### Data section

────────────────────

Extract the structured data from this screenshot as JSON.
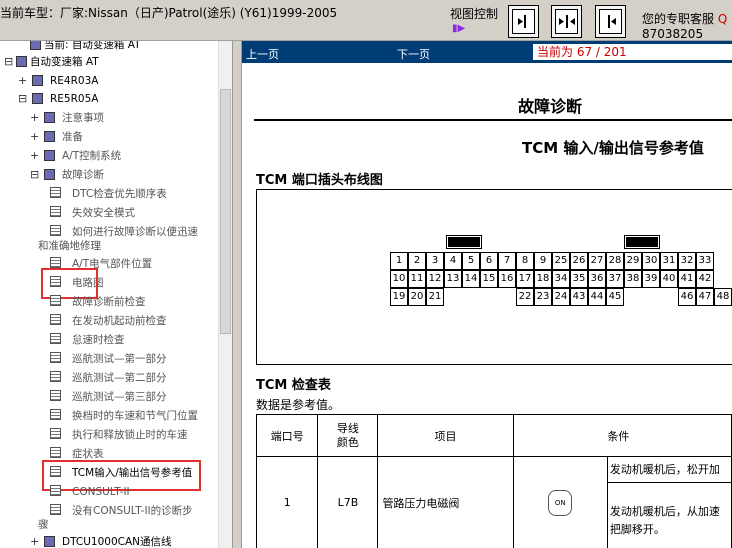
{
  "header": {
    "vehicle_label": "当前车型：厂家:Nissan（日产)Patrol(途乐) (Y61)1999-2005",
    "view_control_label": "视图控制",
    "view_buttons": [
      "nav-forward-icon",
      "split-view-icon",
      "nav-back-icon"
    ],
    "support_label": "您的专职客服",
    "support_link": "Q",
    "support_phone": "87038205"
  },
  "tree": {
    "items": [
      {
        "label": "当前: 自动变速箱 AT",
        "level": 1
      },
      {
        "label": "自动变速箱 AT",
        "level": 0
      },
      {
        "label": "RE4R03A",
        "level": 1
      },
      {
        "label": "RE5R05A",
        "level": 1
      },
      {
        "label": "注意事项",
        "level": 2
      },
      {
        "label": "准备",
        "level": 2
      },
      {
        "label": "A/T控制系统",
        "level": 2
      },
      {
        "label": "故障诊断",
        "level": 2
      },
      {
        "label": "DTC检查优先顺序表",
        "level": 3
      },
      {
        "label": "失效安全模式",
        "level": 3
      },
      {
        "label": "如何进行故障诊断以便迅速",
        "level": 3
      },
      {
        "label": "和准确地修理",
        "level": 3
      },
      {
        "label": "A/T电气部件位置",
        "level": 3
      },
      {
        "label": "电路图",
        "level": 3
      },
      {
        "label": "故障诊断前检查",
        "level": 3
      },
      {
        "label": "在发动机起动前检查",
        "level": 3
      },
      {
        "label": "怠速时检查",
        "level": 3
      },
      {
        "label": "巡航测试—第一部分",
        "level": 3
      },
      {
        "label": "巡航测试—第二部分",
        "level": 3
      },
      {
        "label": "巡航测试—第三部分",
        "level": 3
      },
      {
        "label": "换档时的车速和节气门位置",
        "level": 3
      },
      {
        "label": "执行和释放锁止时的车速",
        "level": 3
      },
      {
        "label": "症状表",
        "level": 3
      },
      {
        "label": "TCM输入/输出信号参考值",
        "level": 3
      },
      {
        "label": "CONSULT-II",
        "level": 3
      },
      {
        "label": "没有CONSULT-II的诊断步",
        "level": 3
      },
      {
        "label": "骤",
        "level": 3
      },
      {
        "label": "DTCU1000CAN通信线",
        "level": 2
      }
    ]
  },
  "nav": {
    "prev_label": "上一页",
    "next_label": "下一页",
    "page_indicator": "当前为 67 / 201"
  },
  "document": {
    "section_title": "故障诊断",
    "table_title": "TCM 输入/输出信号参考值",
    "connector_title": "TCM 端口插头布线图",
    "connector_rows": [
      [
        "1",
        "2",
        "3",
        "4",
        "5",
        "6",
        "7",
        "8",
        "9",
        "25",
        "26",
        "27",
        "28",
        "29",
        "30",
        "31",
        "32",
        "33"
      ],
      [
        "10",
        "11",
        "12",
        "13",
        "14",
        "15",
        "16",
        "17",
        "18",
        "34",
        "35",
        "36",
        "37",
        "38",
        "39",
        "40",
        "41",
        "42"
      ],
      [
        "19",
        "20",
        "21",
        "",
        "",
        "",
        "",
        "22",
        "23",
        "24",
        "43",
        "44",
        "45",
        "",
        "",
        "",
        "46",
        "47",
        "48"
      ]
    ],
    "check_title": "TCM 检查表",
    "check_note": "数据是参考值。",
    "table_headers": [
      "端口号",
      "导线颜色",
      "项目",
      "条件"
    ],
    "rows": [
      {
        "terminal": "1",
        "wire_color": "L7B",
        "item": "管路压力电磁阀",
        "icon": "accelerator-pedal-icon",
        "icon_label": "ON",
        "conditions": [
          "发动机暖机后，松开加",
          "发动机暖机后，从加速",
          "把脚移开。"
        ]
      }
    ]
  }
}
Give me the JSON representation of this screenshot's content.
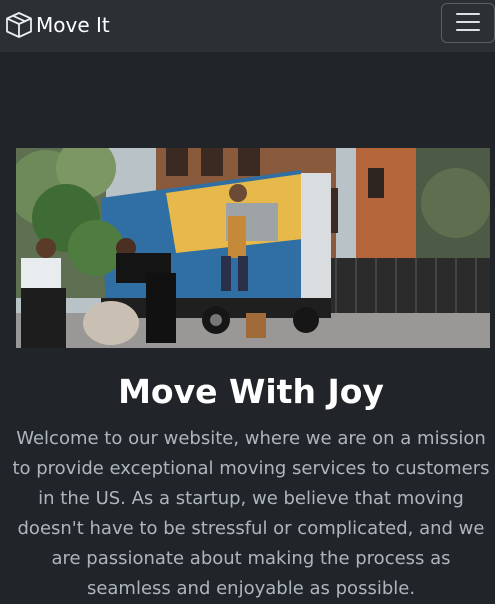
{
  "navbar": {
    "brand_label": "Move It",
    "brand_icon": "box-icon",
    "toggler_icon": "hamburger-menu-icon"
  },
  "hero": {
    "image_subject": "movers loading a moving truck in front of brownstone buildings",
    "title": "Move With Joy",
    "description": "Welcome to our website, where we are on a mission to provide exceptional moving services to customers in the US. As a startup, we believe that moving doesn't have to be stressful or complicated, and we are passionate about making the process as seamless and enjoyable as possible."
  }
}
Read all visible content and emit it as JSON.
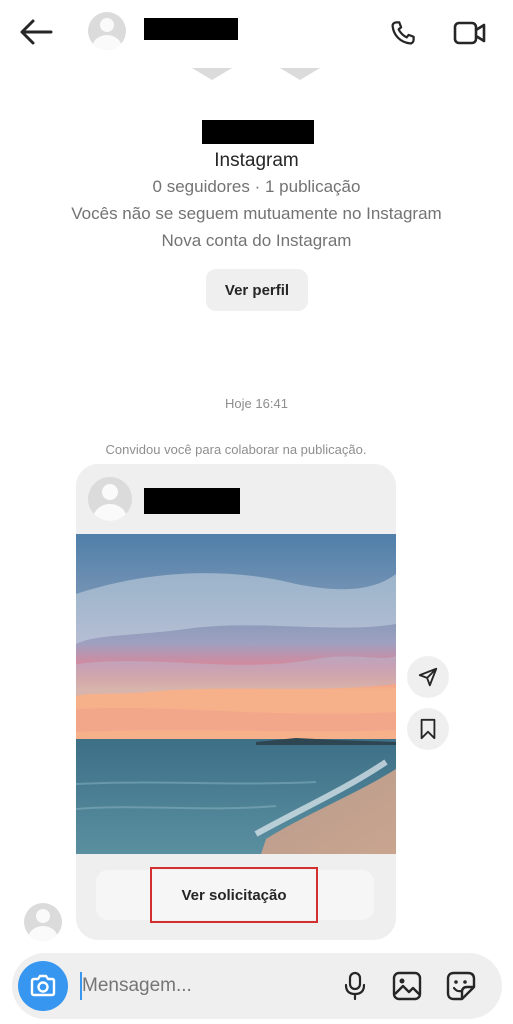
{
  "header": {
    "back_icon": "arrow-left-icon",
    "call_icon": "phone-icon",
    "video_icon": "video-camera-icon"
  },
  "profile": {
    "platform": "Instagram",
    "stats": "0 seguidores · 1 publicação",
    "mutual": "Vocês não se seguem mutuamente no Instagram",
    "account_note": "Nova conta do Instagram",
    "view_profile_label": "Ver perfil"
  },
  "thread": {
    "timestamp": "Hoje 16:41",
    "invite_text": "Convidou você para colaborar na publicação."
  },
  "post_card": {
    "request_label": "Ver solicitação",
    "share_icon": "paper-plane-icon",
    "save_icon": "bookmark-icon"
  },
  "composer": {
    "placeholder": "Mensagem...",
    "accent": "#3797f0",
    "icons": [
      "camera-icon",
      "microphone-icon",
      "gallery-icon",
      "sticker-icon"
    ]
  },
  "colors": {
    "highlight_border": "#d32f2f",
    "bubble_bg": "#efefef"
  }
}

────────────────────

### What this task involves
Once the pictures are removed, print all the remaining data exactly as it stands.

### Result of this exercise
Extract the structured data from this screenshot as JSON.
{
  "header": {
    "vehicle_label": "当前车型：厂家:Nissan（日产)Patrol(途乐) (Y61)1999-2005",
    "view_control_label": "视图控制",
    "view_buttons": [
      "nav-forward-icon",
      "split-view-icon",
      "nav-back-icon"
    ],
    "support_label": "您的专职客服",
    "support_link": "Q",
    "support_phone": "87038205"
  },
  "tree": {
    "items": [
      {
        "label": "当前: 自动变速箱 AT",
        "level": 1
      },
      {
        "label": "自动变速箱 AT",
        "level": 0
      },
      {
        "label": "RE4R03A",
        "level": 1
      },
      {
        "label": "RE5R05A",
        "level": 1
      },
      {
        "label": "注意事项",
        "level": 2
      },
      {
        "label": "准备",
        "level": 2
      },
      {
        "label": "A/T控制系统",
        "level": 2
      },
      {
        "label": "故障诊断",
        "level": 2
      },
      {
        "label": "DTC检查优先顺序表",
        "level": 3
      },
      {
        "label": "失效安全模式",
        "level": 3
      },
      {
        "label": "如何进行故障诊断以便迅速",
        "level": 3
      },
      {
        "label": "和准确地修理",
        "level": 3
      },
      {
        "label": "A/T电气部件位置",
        "level": 3
      },
      {
        "label": "电路图",
        "level": 3
      },
      {
        "label": "故障诊断前检查",
        "level": 3
      },
      {
        "label": "在发动机起动前检查",
        "level": 3
      },
      {
        "label": "怠速时检查",
        "level": 3
      },
      {
        "label": "巡航测试—第一部分",
        "level": 3
      },
      {
        "label": "巡航测试—第二部分",
        "level": 3
      },
      {
        "label": "巡航测试—第三部分",
        "level": 3
      },
      {
        "label": "换档时的车速和节气门位置",
        "level": 3
      },
      {
        "label": "执行和释放锁止时的车速",
        "level": 3
      },
      {
        "label": "症状表",
        "level": 3
      },
      {
        "label": "TCM输入/输出信号参考值",
        "level": 3
      },
      {
        "label": "CONSULT-II",
        "level": 3
      },
      {
        "label": "没有CONSULT-II的诊断步",
        "level": 3
      },
      {
        "label": "骤",
        "level": 3
      },
      {
        "label": "DTCU1000CAN通信线",
        "level": 2
      }
    ]
  },
  "nav": {
    "prev_label": "上一页",
    "next_label": "下一页",
    "page_indicator": "当前为 67 / 201"
  },
  "document": {
    "section_title": "故障诊断",
    "table_title": "TCM 输入/输出信号参考值",
    "connector_title": "TCM 端口插头布线图",
    "connector_rows": [
      [
        "1",
        "2",
        "3",
        "4",
        "5",
        "6",
        "7",
        "8",
        "9",
        "25",
        "26",
        "27",
        "28",
        "29",
        "30",
        "31",
        "32",
        "33"
      ],
      [
        "10",
        "11",
        "12",
        "13",
        "14",
        "15",
        "16",
        "17",
        "18",
        "34",
        "35",
        "36",
        "37",
        "38",
        "39",
        "40",
        "41",
        "42"
      ],
      [
        "19",
        "20",
        "21",
        "",
        "",
        "",
        "",
        "22",
        "23",
        "24",
        "43",
        "44",
        "45",
        "",
        "",
        "",
        "46",
        "47",
        "48"
      ]
    ],
    "check_title": "TCM 检查表",
    "check_note": "数据是参考值。",
    "table_headers": [
      "端口号",
      "导线颜色",
      "项目",
      "条件"
    ],
    "rows": [
      {
        "terminal": "1",
        "wire_color": "L7B",
        "item": "管路压力电磁阀",
        "icon": "accelerator-pedal-icon",
        "icon_label": "ON",
        "conditions": [
          "发动机暖机后，松开加",
          "发动机暖机后，从加速",
          "把脚移开。"
        ]
      }
    ]
  }
}
Give me the JSON representation of this screenshot's content.
{
  "navbar": {
    "brand_label": "Move It",
    "brand_icon": "box-icon",
    "toggler_icon": "hamburger-menu-icon"
  },
  "hero": {
    "image_subject": "movers loading a moving truck in front of brownstone buildings",
    "title": "Move With Joy",
    "description": "Welcome to our website, where we are on a mission to provide exceptional moving services to customers in the US. As a startup, we believe that moving doesn't have to be stressful or complicated, and we are passionate about making the process as seamless and enjoyable as possible."
  }
}
Read all visible content and emit it as JSON.
{
  "header": {
    "back_icon": "arrow-left-icon",
    "call_icon": "phone-icon",
    "video_icon": "video-camera-icon"
  },
  "profile": {
    "platform": "Instagram",
    "stats": "0 seguidores · 1 publicação",
    "mutual": "Vocês não se seguem mutuamente no Instagram",
    "account_note": "Nova conta do Instagram",
    "view_profile_label": "Ver perfil"
  },
  "thread": {
    "timestamp": "Hoje 16:41",
    "invite_text": "Convidou você para colaborar na publicação."
  },
  "post_card": {
    "request_label": "Ver solicitação",
    "share_icon": "paper-plane-icon",
    "save_icon": "bookmark-icon"
  },
  "composer": {
    "placeholder": "Mensagem...",
    "accent": "#3797f0",
    "icons": [
      "camera-icon",
      "microphone-icon",
      "gallery-icon",
      "sticker-icon"
    ]
  },
  "colors": {
    "highlight_border": "#d32f2f",
    "bubble_bg": "#efefef"
  }
}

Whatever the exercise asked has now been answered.